Jim Hawkins, along with his friends Gonzo and Rizzo, is working as scuttlebutt at the inn of Mrs Bluebridge when he is given a treasure map by the dying Billy Bones. Pursued by pirates wanting the map, Jim and the others set to sea in The Hispaniola under the frog captain Abraham Smollett. When the ship’s charismatic cook Long John Silver learns that Jim has the map, he becomes determined to obtain the treasure at all costs.
Since the death of Jim Henson in 1990 and the inheritance of the Henson empire by his son Brian, things have fallen into a sad decline. Brian Henson sadly does not have his father’s creative sense and under his control, the Henson empire has been left milking Henson Sr’s highs. With a couple of exceptions – the delightful tv series Dinosaurs (1993-5) and the tv mini-series Gulliver’s Travels (1995) – all of the post-Jim Henson Henson efforts have only imitated former success. Brian has tried to squeeze everything he could out of the Muppet franchise – six films, The Muppet Christmas Carol (1992), this, Muppets from Space (1999), It’s a Very Merry Muppet Christmas Movie (2002), Kermit’s Swamp Years (2002) and The Muppet’s Wizard of Oz (2005) and a short-lived revival tv series Muppets Tonight (1996) – without realising that the Muppet phenomenon hit its peak and faded over fifteen years before. Outside of the Muppets, Brian has milked Jim’s other creations with The Adventures of Elmo in Grouchland (1999) and even tried to blatantly copy his own Dinosaurs with the awful flop sitcom Aliens in the Family (1997). The Muppets were subsequently more successfully revived on the big screen with The Muppets (2011), followed by Muppets Most Wanted (2014) and the tv series revival The Muppets (2015-6).

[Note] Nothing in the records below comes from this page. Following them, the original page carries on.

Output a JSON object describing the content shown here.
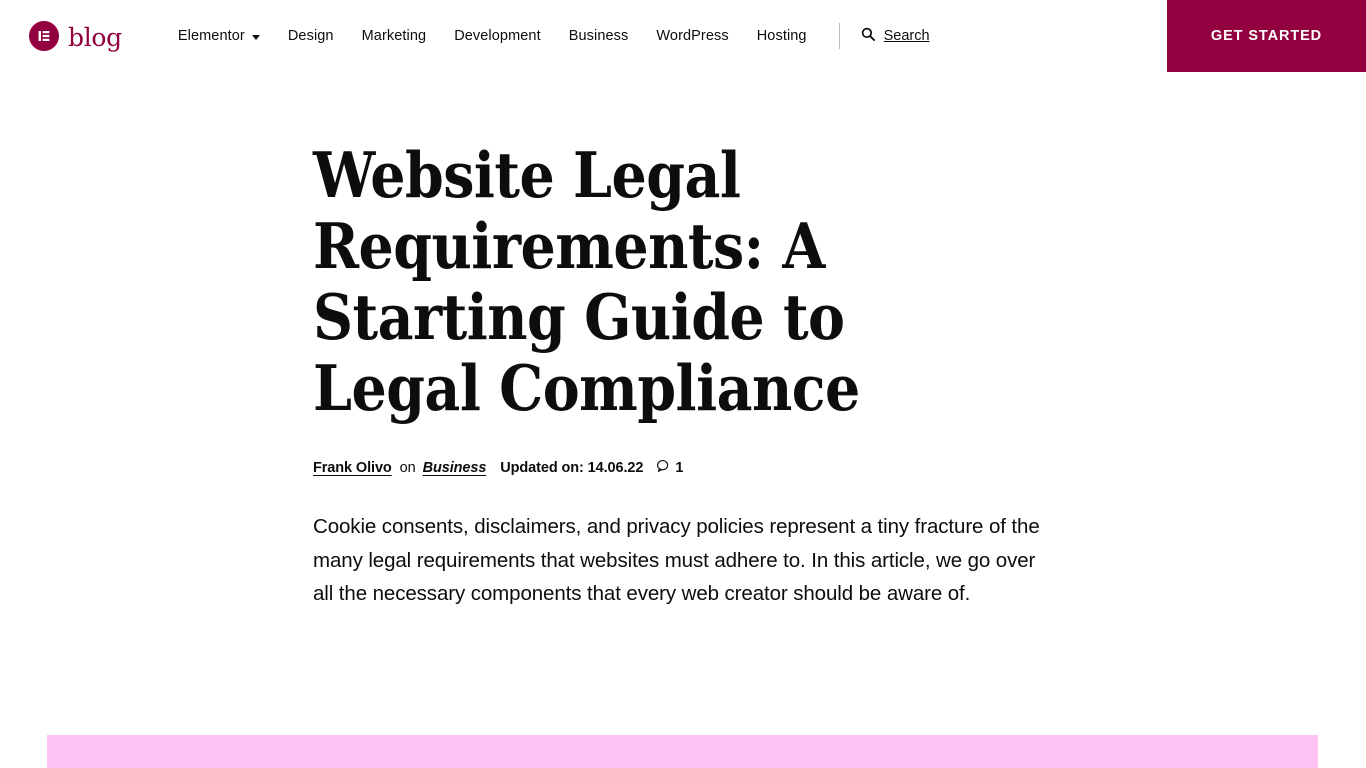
{
  "header": {
    "logo": {
      "icon": "elementor-logo-icon",
      "text": "blog"
    },
    "nav_items": [
      {
        "label": "Elementor",
        "has_dropdown": true
      },
      {
        "label": "Design",
        "has_dropdown": false
      },
      {
        "label": "Marketing",
        "has_dropdown": false
      },
      {
        "label": "Development",
        "has_dropdown": false
      },
      {
        "label": "Business",
        "has_dropdown": false
      },
      {
        "label": "WordPress",
        "has_dropdown": false
      },
      {
        "label": "Hosting",
        "has_dropdown": false
      }
    ],
    "search": {
      "label": "Search",
      "icon": "search-icon"
    },
    "cta": {
      "label": "GET STARTED"
    }
  },
  "article": {
    "title": "Website Legal Requirements: A Starting Guide to Legal Compliance",
    "meta": {
      "author": "Frank Olivo",
      "preposition": "on",
      "category": "Business",
      "updated": "Updated on: 14.06.22",
      "comment_icon": "comment-bubble-icon",
      "comment_count": "1"
    },
    "excerpt": "Cookie consents, disclaimers, and privacy policies represent a tiny fracture of the many legal requirements that websites must adhere to. In this article, we go over all the necessary components that every web creator should be aware of."
  },
  "colors": {
    "brand": "#93003F",
    "banner_pink": "#FDC1F2",
    "text": "#0C0D0E"
  }
}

All might be forgivable if Brian Hensons’s films were a spot on the joyous humour of the original The Muppet Show (1976-81) or the first two Muppet movies The Muppet Movie (1979) and The Great Muppet Caper (1981) – efforts that maintained on one level an inspiredly lunatic silliness for the kids and on another level sly asides for the adults in the audience. Unfortunately, Brian Hensons’s Muppet films are utterly predictable. They go through the Muppet moves but one knows exactly where all the jokes are going to fall. Brian’s films are not even original enough to create their own stories – The Muppet Christmas Carol, this and The Muppet’s Wizard of Oz are respectively Charles Dickens, Robert Louis Stevenson and L. Frank Baum’s perennials slavishly retold with Muppets cast in the various parts.
Muppet Treasure Island is frustratingly routine on all counts. The humour and the characters lack any inspired sparkle. Billy Connolly is always a good deal of infectious fun but he does not seem to be taking the film seriously. The only one to make the best of the show seems to be Tim Curry as Long John Silver who demonstrates that at least he was having masses of fun throughout.